→ What to do: Whichever lines of the entries hold the word "true" should be identified and copied.

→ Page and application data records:
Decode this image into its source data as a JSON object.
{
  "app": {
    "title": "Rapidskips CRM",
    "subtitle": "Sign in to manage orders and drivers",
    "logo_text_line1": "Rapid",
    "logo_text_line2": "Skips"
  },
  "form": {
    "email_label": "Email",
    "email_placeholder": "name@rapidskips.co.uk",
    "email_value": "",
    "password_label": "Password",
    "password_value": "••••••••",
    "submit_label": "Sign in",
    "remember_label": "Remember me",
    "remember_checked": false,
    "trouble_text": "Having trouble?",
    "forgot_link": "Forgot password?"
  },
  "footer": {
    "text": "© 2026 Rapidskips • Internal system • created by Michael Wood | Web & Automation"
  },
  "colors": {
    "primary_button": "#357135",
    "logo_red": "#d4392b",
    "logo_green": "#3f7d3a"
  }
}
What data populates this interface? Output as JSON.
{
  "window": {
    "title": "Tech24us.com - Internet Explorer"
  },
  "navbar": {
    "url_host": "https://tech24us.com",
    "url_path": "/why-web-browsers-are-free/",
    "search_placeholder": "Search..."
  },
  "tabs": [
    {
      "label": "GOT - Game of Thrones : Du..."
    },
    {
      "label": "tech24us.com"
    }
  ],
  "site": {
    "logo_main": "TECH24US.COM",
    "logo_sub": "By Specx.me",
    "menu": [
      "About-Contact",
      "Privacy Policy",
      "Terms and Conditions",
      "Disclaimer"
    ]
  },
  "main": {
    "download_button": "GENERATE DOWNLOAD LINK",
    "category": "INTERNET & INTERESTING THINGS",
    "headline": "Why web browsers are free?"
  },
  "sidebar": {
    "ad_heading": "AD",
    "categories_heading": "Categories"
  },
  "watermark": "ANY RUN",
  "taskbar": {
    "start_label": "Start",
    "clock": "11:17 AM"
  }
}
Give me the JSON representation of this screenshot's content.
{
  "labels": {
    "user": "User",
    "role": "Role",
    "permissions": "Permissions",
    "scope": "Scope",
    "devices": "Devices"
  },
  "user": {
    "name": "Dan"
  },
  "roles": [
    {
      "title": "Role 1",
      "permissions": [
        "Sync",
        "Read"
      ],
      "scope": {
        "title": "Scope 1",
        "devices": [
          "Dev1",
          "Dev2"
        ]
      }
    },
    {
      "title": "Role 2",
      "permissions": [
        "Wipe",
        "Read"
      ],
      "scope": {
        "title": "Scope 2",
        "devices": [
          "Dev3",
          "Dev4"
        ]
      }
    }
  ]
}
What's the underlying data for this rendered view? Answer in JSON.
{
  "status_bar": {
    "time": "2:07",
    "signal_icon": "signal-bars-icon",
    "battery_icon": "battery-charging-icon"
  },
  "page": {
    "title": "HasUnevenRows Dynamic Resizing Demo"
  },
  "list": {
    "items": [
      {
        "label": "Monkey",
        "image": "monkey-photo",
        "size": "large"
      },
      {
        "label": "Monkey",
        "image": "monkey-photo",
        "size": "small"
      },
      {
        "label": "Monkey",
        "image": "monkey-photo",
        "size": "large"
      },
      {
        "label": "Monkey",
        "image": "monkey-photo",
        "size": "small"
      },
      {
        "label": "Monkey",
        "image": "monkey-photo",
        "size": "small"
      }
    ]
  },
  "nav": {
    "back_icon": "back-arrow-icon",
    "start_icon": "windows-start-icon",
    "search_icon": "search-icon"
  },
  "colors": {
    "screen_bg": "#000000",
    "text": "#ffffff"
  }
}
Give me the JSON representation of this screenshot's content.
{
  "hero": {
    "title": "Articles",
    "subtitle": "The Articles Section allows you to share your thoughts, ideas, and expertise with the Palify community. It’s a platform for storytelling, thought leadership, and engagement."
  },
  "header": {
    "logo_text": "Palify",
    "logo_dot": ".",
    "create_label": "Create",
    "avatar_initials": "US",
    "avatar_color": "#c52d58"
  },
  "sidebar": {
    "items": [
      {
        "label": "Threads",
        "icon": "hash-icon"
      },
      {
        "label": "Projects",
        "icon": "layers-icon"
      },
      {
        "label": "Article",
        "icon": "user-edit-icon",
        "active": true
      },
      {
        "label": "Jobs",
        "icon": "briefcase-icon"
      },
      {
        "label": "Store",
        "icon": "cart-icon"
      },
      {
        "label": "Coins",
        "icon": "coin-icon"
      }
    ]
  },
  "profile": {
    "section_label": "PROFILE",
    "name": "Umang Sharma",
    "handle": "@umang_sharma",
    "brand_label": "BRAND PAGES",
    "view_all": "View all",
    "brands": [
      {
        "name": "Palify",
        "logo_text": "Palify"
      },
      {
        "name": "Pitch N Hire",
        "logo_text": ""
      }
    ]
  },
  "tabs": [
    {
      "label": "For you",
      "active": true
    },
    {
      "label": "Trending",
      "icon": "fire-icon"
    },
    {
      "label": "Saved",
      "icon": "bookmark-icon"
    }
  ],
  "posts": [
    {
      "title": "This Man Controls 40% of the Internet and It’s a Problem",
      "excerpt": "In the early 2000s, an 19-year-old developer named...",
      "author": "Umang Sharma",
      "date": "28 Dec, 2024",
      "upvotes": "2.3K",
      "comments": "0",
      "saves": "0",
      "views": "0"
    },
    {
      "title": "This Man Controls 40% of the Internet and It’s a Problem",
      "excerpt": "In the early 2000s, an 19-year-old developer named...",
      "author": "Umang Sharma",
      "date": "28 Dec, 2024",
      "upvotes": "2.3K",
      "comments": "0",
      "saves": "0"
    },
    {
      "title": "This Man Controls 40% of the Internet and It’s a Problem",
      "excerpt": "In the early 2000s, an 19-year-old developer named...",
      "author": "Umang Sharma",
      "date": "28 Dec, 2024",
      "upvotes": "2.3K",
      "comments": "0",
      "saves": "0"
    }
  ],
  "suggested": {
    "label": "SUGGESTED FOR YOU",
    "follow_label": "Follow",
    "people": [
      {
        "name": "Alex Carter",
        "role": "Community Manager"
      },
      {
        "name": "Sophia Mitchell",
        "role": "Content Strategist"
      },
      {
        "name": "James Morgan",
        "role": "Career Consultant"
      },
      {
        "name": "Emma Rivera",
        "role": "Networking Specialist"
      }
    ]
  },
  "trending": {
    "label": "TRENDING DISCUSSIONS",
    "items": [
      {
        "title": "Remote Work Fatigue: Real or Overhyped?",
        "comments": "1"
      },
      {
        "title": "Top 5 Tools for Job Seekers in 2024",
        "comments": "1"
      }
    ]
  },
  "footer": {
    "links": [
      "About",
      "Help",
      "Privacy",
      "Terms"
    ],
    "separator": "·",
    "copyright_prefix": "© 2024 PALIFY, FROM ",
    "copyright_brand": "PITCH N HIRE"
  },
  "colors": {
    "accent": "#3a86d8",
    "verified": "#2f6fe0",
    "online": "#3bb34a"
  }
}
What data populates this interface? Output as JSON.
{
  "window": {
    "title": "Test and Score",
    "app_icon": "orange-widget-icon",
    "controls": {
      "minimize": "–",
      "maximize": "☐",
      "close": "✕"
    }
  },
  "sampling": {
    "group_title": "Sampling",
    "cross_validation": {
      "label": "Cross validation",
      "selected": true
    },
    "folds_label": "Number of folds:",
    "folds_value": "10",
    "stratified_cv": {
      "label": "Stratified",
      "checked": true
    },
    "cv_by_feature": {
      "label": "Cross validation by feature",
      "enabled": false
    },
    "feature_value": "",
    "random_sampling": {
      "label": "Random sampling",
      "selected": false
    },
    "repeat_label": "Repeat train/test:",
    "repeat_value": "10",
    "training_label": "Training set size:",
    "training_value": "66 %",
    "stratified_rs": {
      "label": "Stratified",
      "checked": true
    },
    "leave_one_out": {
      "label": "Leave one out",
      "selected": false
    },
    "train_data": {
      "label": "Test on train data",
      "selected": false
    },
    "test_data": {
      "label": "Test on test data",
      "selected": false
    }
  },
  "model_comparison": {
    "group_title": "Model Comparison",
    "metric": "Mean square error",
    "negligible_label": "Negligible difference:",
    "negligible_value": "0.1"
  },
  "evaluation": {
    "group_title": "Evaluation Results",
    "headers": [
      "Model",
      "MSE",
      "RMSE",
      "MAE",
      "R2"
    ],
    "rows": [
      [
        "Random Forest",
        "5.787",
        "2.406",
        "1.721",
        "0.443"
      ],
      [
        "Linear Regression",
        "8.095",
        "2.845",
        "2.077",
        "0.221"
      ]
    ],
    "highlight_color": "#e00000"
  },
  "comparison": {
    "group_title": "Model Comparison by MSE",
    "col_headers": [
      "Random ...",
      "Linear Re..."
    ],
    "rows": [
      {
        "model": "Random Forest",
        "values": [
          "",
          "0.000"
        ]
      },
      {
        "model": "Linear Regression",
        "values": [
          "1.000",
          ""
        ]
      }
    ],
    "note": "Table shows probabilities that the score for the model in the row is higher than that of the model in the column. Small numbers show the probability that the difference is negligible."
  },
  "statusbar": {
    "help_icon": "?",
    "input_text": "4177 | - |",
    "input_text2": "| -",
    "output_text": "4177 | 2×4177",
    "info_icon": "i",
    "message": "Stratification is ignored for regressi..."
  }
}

→ Your response:
        "active": true
      "active": true
      "selected": true
      "checked": true
      "checked": true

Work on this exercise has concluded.